“This was an absolute nightmare situation for [Gen. Dwight] Eisenhower,” Vincent said.

A close watch on the weather conditions began, and eventually the report came down – a projected 36-hour break in the weather was anticipated, though it was expected to begin storming again after that.

Vincent said it was a “gamble of astronomical proportions” to move forward despite the dicey weather predictions, but the call was made, and D-Day moved forward on June 6.

Honoring Hamilton

The Cathedral of the Pines Memorial Day service was dedicated to Richard Hamilton, a World War II Air Force veteran from Brattleboro, Vt., who was in attendance Thursday, and stood to be recognized.

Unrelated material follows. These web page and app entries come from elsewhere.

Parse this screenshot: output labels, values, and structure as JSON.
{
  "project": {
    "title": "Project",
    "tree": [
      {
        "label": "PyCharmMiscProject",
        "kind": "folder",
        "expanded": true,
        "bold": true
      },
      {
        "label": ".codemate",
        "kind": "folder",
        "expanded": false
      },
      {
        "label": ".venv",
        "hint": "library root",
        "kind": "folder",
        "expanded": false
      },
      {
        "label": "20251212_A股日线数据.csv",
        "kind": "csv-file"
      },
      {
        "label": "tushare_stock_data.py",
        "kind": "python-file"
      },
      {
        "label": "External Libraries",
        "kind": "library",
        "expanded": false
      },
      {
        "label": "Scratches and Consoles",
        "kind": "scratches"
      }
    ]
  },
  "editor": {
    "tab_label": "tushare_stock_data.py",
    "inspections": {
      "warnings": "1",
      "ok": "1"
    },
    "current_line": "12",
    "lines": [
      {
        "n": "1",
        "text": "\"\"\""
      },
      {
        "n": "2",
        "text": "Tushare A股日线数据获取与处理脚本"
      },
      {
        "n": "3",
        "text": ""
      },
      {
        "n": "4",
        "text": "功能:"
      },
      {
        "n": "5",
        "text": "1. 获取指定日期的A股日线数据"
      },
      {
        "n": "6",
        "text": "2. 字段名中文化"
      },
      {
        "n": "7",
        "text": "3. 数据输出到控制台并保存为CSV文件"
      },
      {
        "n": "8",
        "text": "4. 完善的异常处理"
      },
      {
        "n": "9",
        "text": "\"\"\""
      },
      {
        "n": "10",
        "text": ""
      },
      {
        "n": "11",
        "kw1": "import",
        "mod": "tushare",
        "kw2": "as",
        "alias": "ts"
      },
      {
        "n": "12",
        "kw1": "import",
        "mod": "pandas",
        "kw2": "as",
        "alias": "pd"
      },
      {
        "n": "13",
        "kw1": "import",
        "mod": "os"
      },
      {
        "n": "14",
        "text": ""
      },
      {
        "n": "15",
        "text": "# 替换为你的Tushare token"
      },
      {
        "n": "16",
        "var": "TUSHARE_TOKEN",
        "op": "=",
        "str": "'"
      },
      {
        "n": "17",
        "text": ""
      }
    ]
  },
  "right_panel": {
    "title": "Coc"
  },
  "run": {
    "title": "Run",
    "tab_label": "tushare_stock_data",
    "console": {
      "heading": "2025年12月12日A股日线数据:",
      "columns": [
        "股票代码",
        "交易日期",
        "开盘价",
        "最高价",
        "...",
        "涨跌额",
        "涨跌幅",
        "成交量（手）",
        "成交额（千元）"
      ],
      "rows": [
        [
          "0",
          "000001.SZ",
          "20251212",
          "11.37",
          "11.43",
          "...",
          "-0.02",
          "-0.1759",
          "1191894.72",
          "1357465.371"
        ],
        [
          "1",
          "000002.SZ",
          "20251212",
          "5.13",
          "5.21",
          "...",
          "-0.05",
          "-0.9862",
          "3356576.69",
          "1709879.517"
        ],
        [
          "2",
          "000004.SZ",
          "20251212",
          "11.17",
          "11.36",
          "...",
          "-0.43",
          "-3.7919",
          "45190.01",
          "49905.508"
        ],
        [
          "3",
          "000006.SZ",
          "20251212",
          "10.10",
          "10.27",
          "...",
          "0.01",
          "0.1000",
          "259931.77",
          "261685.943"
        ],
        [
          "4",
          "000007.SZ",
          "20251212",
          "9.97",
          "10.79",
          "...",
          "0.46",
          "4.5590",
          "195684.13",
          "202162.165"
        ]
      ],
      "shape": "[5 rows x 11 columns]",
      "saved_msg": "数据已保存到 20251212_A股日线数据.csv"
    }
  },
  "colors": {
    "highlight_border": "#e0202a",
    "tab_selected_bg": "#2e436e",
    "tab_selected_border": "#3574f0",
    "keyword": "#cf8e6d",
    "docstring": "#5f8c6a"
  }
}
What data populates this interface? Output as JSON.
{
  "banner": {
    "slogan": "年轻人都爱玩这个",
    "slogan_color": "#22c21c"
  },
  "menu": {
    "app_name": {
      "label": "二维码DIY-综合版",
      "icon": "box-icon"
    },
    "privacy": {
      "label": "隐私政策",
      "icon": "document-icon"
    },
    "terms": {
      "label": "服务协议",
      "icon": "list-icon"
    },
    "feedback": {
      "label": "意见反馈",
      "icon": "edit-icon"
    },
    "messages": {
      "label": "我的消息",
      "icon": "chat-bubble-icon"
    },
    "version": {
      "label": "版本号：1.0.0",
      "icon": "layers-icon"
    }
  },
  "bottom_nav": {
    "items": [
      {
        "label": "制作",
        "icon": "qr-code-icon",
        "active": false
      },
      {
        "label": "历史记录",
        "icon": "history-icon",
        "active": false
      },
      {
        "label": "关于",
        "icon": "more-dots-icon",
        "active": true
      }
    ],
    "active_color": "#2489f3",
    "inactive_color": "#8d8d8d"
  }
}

Hamilton, who is 100 years old, has a particular connection to the Cathedral of the Pines. The World War II museum in the lower levels of the cathedral’s Hilltop House includes a large model of a B-17 bomber he gifted to the museum. The type of plane isn’t incidental – Hamilton was a radio operator on a B-17, named “Destiny Child” during World War II. The plane was shot down on July 20, 1944, during its ninth mission. 

Five of the nine crew aboard survived, including Hamilton, and he spent nine months in the Stalag Luft IV prison before he was able to return home on July 8, 1945.

Upon his return to the United States, Hamilton married his wife, Joyce White, and raised four daughters, all four of whom were in attendance with him during Thursday’s ceremony. He and Joyce ran a restaurant on Hogback Mountain on Route 2 in Marlboro, Vt., for many years. 

Ashley Saari can be reached at 603-924-7172, Ext. 244  or asaari@ledgertran script.com. She’s on X @AshleySaariMLT.